By Jim Schutze
By Rachel Watts
By Lauren Drewes Daniels
By Anna Merlan
By Lee Escobedo
By Alice Laussade
By Scott Reitz
For the first time in his career, Ariel Pink finds himself at the junction of art and commerce. And, contrary to what his fans might expect, he's ready to make some cash.
His newest album, Before Today, is the slickest, most cleaned-up record he's ever made. Diehards will miss the sound of his previous efforts, which have contained some of the world's weirdest music, but now, after years of grueling tour schedule after grueling tour schedule, the Los Angeles freak-folker has decided that a change is imminent.
"I need a break from myself every once in a while," Pink says.
It's easy for one to get the feeling that there's a strange guy behind all that strange music, but as it turns out, it's just the opposite. Pink comes across as genuinely sincere—even when he's being facetious, which happens to be quite often.
"I hate success," he says. "I can't stand it. I shrink from it as often as possible. Again, I'm being sarcastic. I mean, what else is there? I've always wanted to be more successful."
But a statement like that calls into question every unmarketable record he's released since 2004's The Doldrums. It was one of the first records he ever released, but it was also the last solo record he worked on until the Before Today sessions. Until 2004, Pink was in what he calls "a never-ending recording session," where he recorded hundreds of songs over what he says felt like a limitless time span. Before long, the members of Animal Collective discovered his oddball sound and immediately signed him to their Paw Tracks record label. They began releasing his previously recorded material while he traded recording for traveling on a nonstop six-year tour.
His live performances were less than impressive, though.

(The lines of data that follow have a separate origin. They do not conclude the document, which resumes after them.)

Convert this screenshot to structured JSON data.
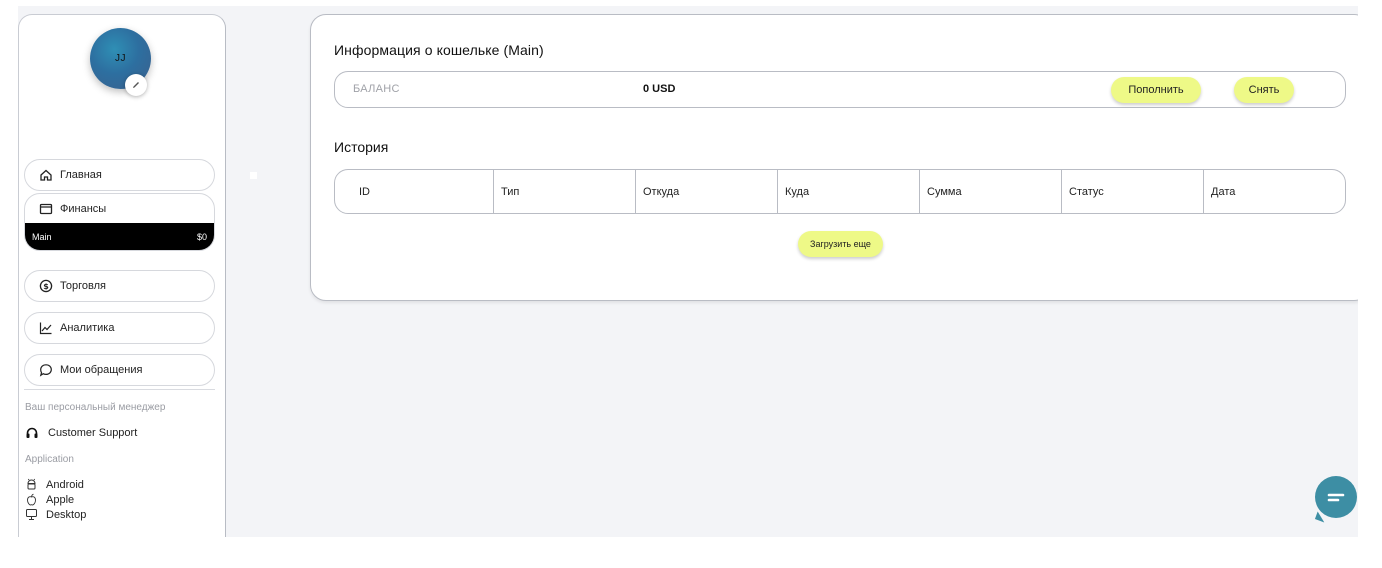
{
  "user": {
    "initials": "JJ"
  },
  "sidebar": {
    "nav": [
      {
        "label": "Главная",
        "icon": "home-icon"
      },
      {
        "label": "Финансы",
        "icon": "wallet-icon"
      },
      {
        "label": "Торговля",
        "icon": "dollar-icon"
      },
      {
        "label": "Аналитика",
        "icon": "chart-line-icon"
      },
      {
        "label": "Мои обращения",
        "icon": "chat-bubble-icon"
      }
    ],
    "wallet": {
      "name": "Main",
      "amount": "$0"
    },
    "manager_label": "Ваш персональный менеджер",
    "support_label": "Customer Support",
    "application_label": "Application",
    "platforms": [
      {
        "label": "Android",
        "icon": "android-icon"
      },
      {
        "label": "Apple",
        "icon": "apple-icon"
      },
      {
        "label": "Desktop",
        "icon": "desktop-icon"
      }
    ]
  },
  "wallet_card": {
    "title": "Информация о кошельке (Main)",
    "balance_label": "БАЛАНС",
    "balance_value": "0 USD",
    "deposit_label": "Пополнить",
    "withdraw_label": "Снять"
  },
  "history": {
    "title": "История",
    "columns": [
      "ID",
      "Тип",
      "Откуда",
      "Куда",
      "Сумма",
      "Статус",
      "Дата"
    ],
    "load_more_label": "Загрузить еще"
  },
  "colors": {
    "accent_button": "#eef987",
    "avatar": "#2d6fa0",
    "chat_fab": "#3d8ea4",
    "wallet_row": "#000000"
  }
}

"I didn't take playing live seriously for a while," he says. "I got a late start and my opportunities started to dwindle after two years of playing live and not giving a shit."

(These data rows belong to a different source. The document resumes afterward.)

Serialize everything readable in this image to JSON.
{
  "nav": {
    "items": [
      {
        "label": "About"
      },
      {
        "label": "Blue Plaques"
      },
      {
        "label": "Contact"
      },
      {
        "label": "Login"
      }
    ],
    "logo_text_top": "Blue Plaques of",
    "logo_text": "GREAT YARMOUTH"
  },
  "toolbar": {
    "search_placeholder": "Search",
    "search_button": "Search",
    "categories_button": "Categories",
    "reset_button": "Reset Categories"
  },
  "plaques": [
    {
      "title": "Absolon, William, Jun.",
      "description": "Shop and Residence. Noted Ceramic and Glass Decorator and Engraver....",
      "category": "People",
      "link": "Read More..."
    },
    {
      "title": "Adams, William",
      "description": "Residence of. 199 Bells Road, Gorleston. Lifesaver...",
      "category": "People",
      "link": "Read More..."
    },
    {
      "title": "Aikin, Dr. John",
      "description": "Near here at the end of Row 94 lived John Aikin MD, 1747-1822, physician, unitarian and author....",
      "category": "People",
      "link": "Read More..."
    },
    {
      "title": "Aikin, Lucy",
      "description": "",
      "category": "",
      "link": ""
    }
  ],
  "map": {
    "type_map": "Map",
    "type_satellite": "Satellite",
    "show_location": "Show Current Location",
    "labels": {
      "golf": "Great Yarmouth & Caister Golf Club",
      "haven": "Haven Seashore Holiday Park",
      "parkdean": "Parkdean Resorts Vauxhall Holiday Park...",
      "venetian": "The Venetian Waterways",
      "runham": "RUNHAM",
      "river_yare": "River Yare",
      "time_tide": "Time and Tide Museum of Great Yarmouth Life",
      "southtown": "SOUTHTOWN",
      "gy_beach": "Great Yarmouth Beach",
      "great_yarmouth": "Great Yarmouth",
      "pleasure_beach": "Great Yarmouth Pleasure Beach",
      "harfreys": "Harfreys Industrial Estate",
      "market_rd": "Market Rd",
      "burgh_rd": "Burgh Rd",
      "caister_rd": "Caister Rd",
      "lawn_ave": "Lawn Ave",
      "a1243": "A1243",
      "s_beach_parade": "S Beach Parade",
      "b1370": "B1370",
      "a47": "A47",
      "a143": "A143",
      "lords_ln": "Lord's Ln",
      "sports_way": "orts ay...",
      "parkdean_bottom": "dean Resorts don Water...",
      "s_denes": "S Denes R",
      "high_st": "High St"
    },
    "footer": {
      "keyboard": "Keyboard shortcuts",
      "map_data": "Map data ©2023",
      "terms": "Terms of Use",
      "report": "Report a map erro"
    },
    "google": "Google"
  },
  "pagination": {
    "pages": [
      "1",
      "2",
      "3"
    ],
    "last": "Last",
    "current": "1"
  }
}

His partnership with Paw Tracks was turning out to be a financial wash, too. Being on Animal Collective's label put him on the national indie-rock map, but he never made enough money from records to keep him off the road.
Touring became his only source of income, so naturally his backing band, Haunted Graffiti, needed to improve for survival's sake.
"I've just been trying to get the live band to a point where I could generate some interest for real labels to take me seriously," says Pink.
His plan is finally working: Indie super-label 4AD Records signed on to release Before Today, and they've now put Pink on the biggest tour he's ever done. And with a catchy, irresistible freak-folk sound with plenty of pop elements to boot, he's right on the cusp of commercial breakthrough.
But, Pink says, he knows that won't come without a lot more work.
"People will forget you the second that you don't remind them that you're there," he says. "I've pretty much had to fight for any attention that I get, ever."